For example, Sweden and its nine million residents wouldn’t even be registered as a city in China, where Roupé raised her Bonzun flag. “It’s about scale,” she said. “I had come up with a niche product for pregnant women, and in Sweden there are 100,000 pregnant women every year. In China, there are 22 million.
“I then deduced that it would take me about five years to get the company to where I wanted it to be. So, over that time, I realised I could reach more than 100 million pregnant women.”
Inevitably, challenges arose from incepting so far from home, with investment opportunities in China a particular difficulty. But by addressing these tests from day one, the company that exists today is robust and resilient enough to meet challenges that await further down the line.
Those that try to establish themselves in smaller local markets before expanding later will face the same challenges, only with less of a stable footing to tackle them head-on.
This was precisely X Shore’s rationale – the company’s forthright drive complemented its business goal of improving the health of the world’s oceans by reducing emissions and removing sound pollution from boating.
Bergström said: “While these issues are significant in Sweden, they are not unique to our home market. If you want to make a real difference, you need to think big from the start, and when it comes to climate change, there simply isn’t enough time to tackle this problem market-by-market.”
A technical head-start
After market scale and the idea of getting ahead of the game, another major advantage of targeting international expansion as a first move is the learning curve it forces upon nascent businesses and budding entrepreneurs. It also compels startups to become more technically proficient, durable and sustainable than they might otherwise need to be.
Bergström’s X Shore has learnt a lot about boat design and aesthetic preferences by visiting various countries and exploring new markets, which has helped to gear up its products for immediate market traction.
For Roupé, taking on such a large and demanding market has paved the way for arguably the most significant stage of Bonzun’s evolution so far – the translation of the product into different languages. “So far, we are available in English, Chinese and Swedish, but now we are looking to translate it into 135 languages to achieve complete global saturation,” she said.
For most companies, this process is hugely complex and time-consuming, often taking as long as a fortnight just to translate into one language. This would especially be the case for companies in a scale-up phase that have previously operated in only one country and one language.
“In our case, however,” said Roupé, “we had already ensured that we had the back-end flexibility to facilitate this process quickly.
“You have to be prepared and able to scale really fast, and by initiating internationally, you are forced to integrate that level of technical preparedness early on, which stands your company in great stead for the long term.”
The days of methodical progression, incremental developments, careful continuous improvement and well-timed risk-taking in order to achieve international traction are over.
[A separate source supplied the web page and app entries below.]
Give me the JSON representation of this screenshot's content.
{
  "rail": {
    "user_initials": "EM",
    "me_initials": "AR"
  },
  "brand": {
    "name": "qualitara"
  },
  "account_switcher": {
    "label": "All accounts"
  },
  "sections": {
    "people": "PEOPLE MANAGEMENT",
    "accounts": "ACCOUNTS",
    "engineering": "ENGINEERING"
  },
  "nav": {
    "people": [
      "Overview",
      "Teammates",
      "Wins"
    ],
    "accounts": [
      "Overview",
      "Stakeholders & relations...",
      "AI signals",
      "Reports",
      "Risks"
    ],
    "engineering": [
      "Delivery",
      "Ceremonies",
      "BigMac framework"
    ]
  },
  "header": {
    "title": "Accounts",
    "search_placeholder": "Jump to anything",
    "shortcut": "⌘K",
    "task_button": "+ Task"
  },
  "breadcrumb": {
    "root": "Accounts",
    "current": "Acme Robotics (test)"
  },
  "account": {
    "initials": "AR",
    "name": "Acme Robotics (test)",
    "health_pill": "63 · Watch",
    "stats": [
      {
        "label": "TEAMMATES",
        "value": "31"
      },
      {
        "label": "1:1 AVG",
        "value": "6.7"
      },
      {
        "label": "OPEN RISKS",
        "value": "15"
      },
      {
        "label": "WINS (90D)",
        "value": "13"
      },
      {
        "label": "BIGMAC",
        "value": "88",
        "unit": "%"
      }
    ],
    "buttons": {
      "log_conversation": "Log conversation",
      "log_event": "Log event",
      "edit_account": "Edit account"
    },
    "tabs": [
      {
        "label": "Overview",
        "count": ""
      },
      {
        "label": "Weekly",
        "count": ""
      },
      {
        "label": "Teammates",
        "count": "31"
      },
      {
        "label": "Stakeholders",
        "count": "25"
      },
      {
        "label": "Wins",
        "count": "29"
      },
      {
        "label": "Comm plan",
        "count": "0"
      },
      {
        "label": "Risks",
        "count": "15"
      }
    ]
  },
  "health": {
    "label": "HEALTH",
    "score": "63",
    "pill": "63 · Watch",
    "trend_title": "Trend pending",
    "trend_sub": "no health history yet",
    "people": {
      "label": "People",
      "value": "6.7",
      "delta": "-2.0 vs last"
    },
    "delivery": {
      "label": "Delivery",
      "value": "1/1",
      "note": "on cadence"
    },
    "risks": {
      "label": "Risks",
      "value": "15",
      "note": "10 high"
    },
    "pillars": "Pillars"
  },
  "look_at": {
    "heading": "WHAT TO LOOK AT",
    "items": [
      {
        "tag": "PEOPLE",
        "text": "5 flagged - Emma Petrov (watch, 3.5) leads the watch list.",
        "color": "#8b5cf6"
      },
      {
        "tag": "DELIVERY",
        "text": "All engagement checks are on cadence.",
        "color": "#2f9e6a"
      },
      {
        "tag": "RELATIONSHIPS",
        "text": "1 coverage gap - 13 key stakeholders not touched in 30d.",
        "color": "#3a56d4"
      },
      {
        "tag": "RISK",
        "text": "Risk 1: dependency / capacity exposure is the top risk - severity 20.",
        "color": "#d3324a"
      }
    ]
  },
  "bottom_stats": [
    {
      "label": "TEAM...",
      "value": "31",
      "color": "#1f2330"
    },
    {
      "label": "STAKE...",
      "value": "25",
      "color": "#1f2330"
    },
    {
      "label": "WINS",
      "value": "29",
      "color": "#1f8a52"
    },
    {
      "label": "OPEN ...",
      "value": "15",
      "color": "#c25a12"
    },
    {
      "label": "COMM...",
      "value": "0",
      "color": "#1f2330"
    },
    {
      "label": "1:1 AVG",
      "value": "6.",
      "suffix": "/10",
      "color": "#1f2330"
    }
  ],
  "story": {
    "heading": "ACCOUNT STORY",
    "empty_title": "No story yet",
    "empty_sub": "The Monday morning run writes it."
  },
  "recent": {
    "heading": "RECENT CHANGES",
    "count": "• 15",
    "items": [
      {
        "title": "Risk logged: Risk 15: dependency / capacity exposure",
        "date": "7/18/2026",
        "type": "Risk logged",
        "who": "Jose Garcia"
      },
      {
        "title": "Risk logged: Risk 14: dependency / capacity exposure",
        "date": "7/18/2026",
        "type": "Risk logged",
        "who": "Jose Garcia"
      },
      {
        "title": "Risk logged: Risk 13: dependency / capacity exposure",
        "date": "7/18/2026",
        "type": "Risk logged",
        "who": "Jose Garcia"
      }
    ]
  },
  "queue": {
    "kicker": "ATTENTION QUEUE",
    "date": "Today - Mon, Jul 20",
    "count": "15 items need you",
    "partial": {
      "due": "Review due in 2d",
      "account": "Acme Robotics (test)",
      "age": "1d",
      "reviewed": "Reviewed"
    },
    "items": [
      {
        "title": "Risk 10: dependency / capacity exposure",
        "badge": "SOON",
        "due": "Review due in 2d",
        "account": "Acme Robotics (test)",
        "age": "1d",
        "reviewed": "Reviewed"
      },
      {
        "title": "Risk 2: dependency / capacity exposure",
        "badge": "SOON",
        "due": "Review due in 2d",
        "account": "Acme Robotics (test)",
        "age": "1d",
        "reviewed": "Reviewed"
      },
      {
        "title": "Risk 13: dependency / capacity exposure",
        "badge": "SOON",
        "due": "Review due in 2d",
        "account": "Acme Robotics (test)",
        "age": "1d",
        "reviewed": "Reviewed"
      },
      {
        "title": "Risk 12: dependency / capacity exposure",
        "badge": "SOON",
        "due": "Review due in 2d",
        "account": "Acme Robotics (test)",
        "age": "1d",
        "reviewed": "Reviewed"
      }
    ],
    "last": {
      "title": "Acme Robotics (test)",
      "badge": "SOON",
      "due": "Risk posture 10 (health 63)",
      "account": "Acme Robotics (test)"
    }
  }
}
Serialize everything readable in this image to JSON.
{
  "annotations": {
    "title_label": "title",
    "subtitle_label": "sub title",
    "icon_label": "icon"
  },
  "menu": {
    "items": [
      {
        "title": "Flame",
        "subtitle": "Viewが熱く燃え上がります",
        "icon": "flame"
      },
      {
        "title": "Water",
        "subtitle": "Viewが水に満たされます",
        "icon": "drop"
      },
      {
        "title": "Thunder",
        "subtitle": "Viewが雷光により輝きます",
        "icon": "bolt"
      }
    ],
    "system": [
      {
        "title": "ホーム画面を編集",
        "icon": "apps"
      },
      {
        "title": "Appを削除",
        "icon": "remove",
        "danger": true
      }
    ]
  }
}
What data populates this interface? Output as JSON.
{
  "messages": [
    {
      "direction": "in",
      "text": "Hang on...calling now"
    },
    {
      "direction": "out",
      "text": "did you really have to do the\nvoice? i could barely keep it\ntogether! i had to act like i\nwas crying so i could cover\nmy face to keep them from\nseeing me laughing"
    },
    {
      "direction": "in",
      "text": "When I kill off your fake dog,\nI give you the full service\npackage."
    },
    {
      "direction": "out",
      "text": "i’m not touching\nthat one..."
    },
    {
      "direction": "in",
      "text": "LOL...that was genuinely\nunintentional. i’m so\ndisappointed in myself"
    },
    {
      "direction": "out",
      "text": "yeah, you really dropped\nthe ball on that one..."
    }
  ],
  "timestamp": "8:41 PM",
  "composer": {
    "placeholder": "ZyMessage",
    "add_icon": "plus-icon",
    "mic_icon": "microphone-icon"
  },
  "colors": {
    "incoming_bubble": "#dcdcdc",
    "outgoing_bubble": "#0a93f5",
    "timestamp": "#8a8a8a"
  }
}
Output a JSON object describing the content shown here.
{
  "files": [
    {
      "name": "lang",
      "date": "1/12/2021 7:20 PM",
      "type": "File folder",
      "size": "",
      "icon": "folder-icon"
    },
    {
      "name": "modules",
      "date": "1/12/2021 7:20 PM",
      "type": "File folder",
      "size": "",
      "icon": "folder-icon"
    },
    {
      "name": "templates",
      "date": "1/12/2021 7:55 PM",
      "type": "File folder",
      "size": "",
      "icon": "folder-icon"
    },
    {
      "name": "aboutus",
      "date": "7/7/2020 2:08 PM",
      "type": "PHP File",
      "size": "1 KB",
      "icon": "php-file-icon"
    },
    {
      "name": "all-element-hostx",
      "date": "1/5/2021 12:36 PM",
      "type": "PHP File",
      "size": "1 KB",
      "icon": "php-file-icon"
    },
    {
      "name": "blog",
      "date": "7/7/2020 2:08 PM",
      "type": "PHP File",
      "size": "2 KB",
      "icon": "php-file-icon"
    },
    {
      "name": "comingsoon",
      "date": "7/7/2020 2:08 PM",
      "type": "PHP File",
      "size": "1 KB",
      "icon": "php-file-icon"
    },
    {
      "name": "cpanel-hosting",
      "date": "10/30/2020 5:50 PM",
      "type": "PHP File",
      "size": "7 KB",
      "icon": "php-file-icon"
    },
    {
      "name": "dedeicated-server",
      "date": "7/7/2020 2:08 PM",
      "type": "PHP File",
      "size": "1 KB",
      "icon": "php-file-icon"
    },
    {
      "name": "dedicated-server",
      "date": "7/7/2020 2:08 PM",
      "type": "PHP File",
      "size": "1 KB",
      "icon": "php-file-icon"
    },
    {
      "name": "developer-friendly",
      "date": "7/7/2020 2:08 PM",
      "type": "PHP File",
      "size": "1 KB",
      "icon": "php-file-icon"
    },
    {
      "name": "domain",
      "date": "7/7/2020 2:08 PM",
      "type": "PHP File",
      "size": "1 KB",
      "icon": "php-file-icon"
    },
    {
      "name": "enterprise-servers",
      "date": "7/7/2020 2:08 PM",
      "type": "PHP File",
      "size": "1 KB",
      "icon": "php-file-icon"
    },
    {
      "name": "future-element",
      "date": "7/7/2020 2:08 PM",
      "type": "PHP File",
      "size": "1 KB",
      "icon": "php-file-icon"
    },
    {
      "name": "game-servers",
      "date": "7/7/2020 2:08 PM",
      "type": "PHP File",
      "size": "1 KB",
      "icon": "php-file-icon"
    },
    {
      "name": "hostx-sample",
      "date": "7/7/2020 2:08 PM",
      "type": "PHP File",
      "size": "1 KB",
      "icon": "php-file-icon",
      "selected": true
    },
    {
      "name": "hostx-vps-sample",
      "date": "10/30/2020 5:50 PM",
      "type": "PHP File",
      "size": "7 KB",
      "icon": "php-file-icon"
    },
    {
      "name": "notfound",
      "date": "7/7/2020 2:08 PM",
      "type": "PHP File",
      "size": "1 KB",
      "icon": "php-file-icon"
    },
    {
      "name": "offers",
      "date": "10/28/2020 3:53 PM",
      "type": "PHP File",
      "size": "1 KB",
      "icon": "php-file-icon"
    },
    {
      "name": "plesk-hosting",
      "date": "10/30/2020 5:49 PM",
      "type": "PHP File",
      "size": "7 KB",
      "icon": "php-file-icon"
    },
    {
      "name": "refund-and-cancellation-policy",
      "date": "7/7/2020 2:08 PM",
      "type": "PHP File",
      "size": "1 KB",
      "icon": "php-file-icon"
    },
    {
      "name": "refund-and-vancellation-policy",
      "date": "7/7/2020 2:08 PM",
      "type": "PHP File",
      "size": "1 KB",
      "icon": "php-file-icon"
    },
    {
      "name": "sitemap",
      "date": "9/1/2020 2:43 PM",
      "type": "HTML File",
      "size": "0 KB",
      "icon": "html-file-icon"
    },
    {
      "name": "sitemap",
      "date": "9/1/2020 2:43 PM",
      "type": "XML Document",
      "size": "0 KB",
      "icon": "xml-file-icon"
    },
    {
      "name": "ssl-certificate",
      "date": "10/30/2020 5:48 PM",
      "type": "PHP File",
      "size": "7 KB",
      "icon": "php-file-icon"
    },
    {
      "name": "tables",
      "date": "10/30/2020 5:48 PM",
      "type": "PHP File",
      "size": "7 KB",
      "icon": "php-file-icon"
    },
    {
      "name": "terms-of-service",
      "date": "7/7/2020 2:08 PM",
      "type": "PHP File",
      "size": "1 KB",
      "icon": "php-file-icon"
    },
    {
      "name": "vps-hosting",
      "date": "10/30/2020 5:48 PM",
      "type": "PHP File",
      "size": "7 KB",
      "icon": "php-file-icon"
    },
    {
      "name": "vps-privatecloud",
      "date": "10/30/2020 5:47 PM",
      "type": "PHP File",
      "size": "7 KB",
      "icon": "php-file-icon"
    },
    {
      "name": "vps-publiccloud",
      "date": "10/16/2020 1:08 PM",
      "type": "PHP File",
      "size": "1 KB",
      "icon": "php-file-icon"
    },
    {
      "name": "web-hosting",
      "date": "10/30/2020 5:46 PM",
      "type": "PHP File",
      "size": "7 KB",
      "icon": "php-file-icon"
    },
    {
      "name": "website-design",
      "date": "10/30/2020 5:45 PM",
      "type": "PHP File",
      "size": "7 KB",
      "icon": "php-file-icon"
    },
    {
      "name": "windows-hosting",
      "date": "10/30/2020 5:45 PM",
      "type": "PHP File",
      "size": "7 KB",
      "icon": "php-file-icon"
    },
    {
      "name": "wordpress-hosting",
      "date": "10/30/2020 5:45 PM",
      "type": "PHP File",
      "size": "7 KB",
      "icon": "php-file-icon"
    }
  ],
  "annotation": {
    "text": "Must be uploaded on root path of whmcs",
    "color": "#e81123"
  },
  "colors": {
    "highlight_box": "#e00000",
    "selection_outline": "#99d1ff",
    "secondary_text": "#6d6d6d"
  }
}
Now is the time to venture outward from day one to achieve those traditional landmarks successfully and sustainably.
And once that initial daunting, global test has been negotiated, the return journey home is likely to be an even sweeter and more lucrative prospect.